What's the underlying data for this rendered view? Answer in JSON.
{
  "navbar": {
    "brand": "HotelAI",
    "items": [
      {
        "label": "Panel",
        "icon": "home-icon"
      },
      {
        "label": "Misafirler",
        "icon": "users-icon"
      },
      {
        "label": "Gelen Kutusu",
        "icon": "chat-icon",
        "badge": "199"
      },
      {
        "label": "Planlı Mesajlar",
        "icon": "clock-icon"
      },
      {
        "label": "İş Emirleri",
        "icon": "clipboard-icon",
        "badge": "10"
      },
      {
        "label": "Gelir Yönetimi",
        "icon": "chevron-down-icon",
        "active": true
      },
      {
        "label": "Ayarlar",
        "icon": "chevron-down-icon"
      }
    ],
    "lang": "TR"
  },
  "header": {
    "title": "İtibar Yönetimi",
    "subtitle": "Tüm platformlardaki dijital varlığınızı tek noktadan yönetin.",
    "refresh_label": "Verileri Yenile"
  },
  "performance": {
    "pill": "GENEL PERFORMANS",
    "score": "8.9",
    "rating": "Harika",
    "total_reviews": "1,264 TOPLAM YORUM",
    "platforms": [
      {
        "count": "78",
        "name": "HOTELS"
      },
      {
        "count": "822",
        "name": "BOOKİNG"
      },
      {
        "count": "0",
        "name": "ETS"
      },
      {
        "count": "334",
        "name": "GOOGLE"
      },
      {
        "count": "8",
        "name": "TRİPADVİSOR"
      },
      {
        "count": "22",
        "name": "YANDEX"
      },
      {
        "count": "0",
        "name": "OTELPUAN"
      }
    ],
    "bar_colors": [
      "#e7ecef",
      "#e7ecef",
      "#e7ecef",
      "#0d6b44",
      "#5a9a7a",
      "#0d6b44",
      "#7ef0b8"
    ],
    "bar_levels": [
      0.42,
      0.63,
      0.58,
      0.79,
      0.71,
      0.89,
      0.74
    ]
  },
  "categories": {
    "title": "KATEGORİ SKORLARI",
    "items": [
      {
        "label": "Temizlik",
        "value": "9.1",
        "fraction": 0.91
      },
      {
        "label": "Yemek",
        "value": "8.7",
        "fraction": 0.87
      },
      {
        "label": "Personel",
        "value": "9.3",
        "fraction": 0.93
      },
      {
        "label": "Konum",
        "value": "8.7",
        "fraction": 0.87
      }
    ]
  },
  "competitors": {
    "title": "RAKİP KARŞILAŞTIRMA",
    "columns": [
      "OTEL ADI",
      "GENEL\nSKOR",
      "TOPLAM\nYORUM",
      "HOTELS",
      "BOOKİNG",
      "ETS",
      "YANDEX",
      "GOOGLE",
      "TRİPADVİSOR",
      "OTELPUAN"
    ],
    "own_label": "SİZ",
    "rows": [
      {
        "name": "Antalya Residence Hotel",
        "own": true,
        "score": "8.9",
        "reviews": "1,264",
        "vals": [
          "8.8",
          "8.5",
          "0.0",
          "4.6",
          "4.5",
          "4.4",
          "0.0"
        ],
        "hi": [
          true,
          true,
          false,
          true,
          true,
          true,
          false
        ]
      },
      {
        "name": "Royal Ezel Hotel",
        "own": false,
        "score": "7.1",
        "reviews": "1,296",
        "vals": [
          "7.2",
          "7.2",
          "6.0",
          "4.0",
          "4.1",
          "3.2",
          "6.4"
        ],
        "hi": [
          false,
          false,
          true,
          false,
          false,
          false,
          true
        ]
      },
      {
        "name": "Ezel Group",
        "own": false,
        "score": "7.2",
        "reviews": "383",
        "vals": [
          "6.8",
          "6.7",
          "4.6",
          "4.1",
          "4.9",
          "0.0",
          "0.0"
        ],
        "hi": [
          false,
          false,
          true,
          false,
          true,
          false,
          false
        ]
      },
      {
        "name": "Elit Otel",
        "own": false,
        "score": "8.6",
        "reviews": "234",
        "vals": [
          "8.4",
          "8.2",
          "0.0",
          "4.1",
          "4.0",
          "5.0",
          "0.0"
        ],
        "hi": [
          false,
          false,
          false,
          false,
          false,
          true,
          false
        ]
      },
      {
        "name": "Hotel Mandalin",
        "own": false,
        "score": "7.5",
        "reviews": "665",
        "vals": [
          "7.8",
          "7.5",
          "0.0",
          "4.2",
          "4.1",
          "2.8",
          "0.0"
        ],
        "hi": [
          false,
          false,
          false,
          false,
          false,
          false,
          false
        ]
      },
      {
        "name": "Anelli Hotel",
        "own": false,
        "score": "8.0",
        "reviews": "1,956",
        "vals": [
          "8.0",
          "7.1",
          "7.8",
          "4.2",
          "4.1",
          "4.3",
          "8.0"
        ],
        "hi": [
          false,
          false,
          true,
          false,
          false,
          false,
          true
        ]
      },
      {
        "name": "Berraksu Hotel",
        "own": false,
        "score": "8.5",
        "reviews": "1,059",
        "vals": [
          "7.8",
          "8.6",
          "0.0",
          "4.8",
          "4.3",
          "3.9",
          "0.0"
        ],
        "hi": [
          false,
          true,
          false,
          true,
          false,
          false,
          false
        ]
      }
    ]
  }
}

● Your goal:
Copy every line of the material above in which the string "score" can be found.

● Answer to the exercise:
    "score": "8.9",
        "score": "8.9",
        "score": "7.1",
        "score": "7.2",
        "score": "8.6",
        "score": "7.5",
        "score": "8.0",
        "score": "8.5",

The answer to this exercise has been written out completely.